Safer® Brand Rose and Flower Insect Killer works as an insecticide. This product utilizes the power of potassium salts of fatty acids (insecticidal soap). The potassium salts weaken the insect’s waxy protective outer shell and causes them to dehydrate and die.The ability to use this product in your home and in your lawn or garden makes it the most economical and convenient solution to pest annoyances available on the market for rose care! This product is OMRI Listed® and compliant for use in organic gardening and does not kill beneficial insects when used as directed.

What it kills?

aphids, beetles, caterpillars, crickets, earwigs, lace bugs, leafhoppers, mealybug control, mites, plant bugs, scale crawlers, thrips, and whiteflies

Where to use it?

Roses, flowers, shade trees, and ornamental plants

Directions for Use:

1. Shake well before use

2. Rose and Flower Insect Killer works best when insects are newly hatched.

3. Apply at first sighting of insects.

4. Thorough coverage of both the tops and bottoms of leaves is important

5. Spray leaves to the point of run off

6. Apply every 5-7 days when insects are present


Living with bugs on our plants is always a struggle, having a safe, alternative choice to insect control is reassuring.

   Happy Gardening!

Amending Gardens with Manure

SoilAmending Gardens With Cow / Sheep Manure 

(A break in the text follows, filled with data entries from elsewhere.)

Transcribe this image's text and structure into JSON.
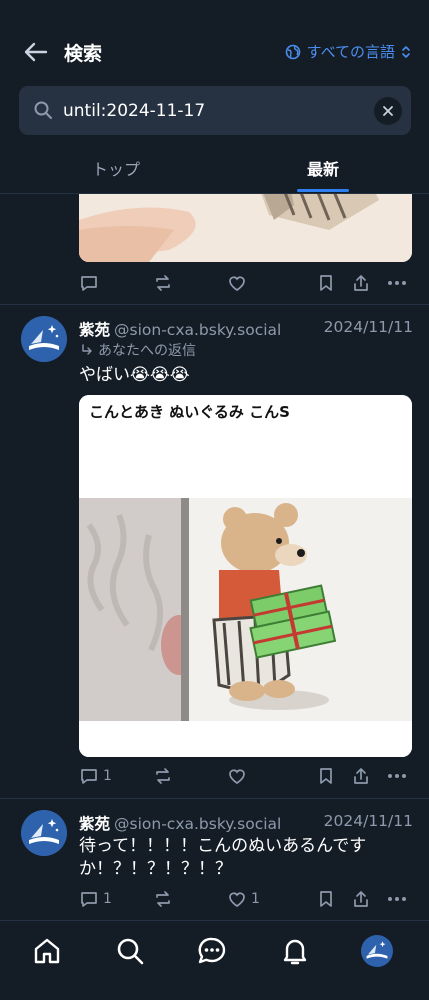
{
  "header": {
    "title": "検索",
    "language_label": "すべての言語"
  },
  "search": {
    "value": "until:2024-11-17"
  },
  "tabs": [
    {
      "label": "トップ",
      "active": false
    },
    {
      "label": "最新",
      "active": true
    }
  ],
  "posts": [
    {
      "display_name": "紫苑",
      "handle": "@sion-cxa.bsky.social",
      "date": "2024/11/11",
      "reply_hint": "あなたへの返信",
      "text": "やばい😭😭😭",
      "image_caption": "こんとあき ぬいぐるみ こんS",
      "reply_count": "1",
      "like_count": ""
    },
    {
      "display_name": "紫苑",
      "handle": "@sion-cxa.bsky.social",
      "date": "2024/11/11",
      "text": "待って！！！！こんのぬいあるんですか！？！？！？！？",
      "reply_count": "1",
      "like_count": "1"
    }
  ],
  "colors": {
    "background": "#141c26",
    "accent": "#2f7ff0",
    "muted": "#8d9aab"
  },
  "nav": {
    "icons": [
      "home-icon",
      "search-icon",
      "chat-icon",
      "bell-icon",
      "profile-avatar"
    ]
  }
}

 Now is the time to add manure to your garden beds.  Adding manure to your soil improves the soil quality by enriching the basic elements NPK in the soil.  Manure also contains large amounts of humus thus providing better tilth to clay soils, supplying food for soil flora and fauna, will aid in preserving moisture during dry spells and ensures good drainage during wet times.  Humus is also a storage for nitrogen in the soil- a bonus for our plants!
How Much Do I Need?
For every 100sq/ft of garden you have you will need 1- 33lb bag of composted manure.
How Do I Apply?
Manure can be added to the garden before planting- the top 2″ of soil can be tilled.  It can also be added to existing perennial beds to enrich the soil around the plants and shrubs.  You can also use it as a “Side-dressing” for vegetable rows.
Remember that manure needs to be added to enrich beds each year- the nutrients from previously added manure will eventually leach out- therefore it is important to amend your beds each year.   Happy Gardening!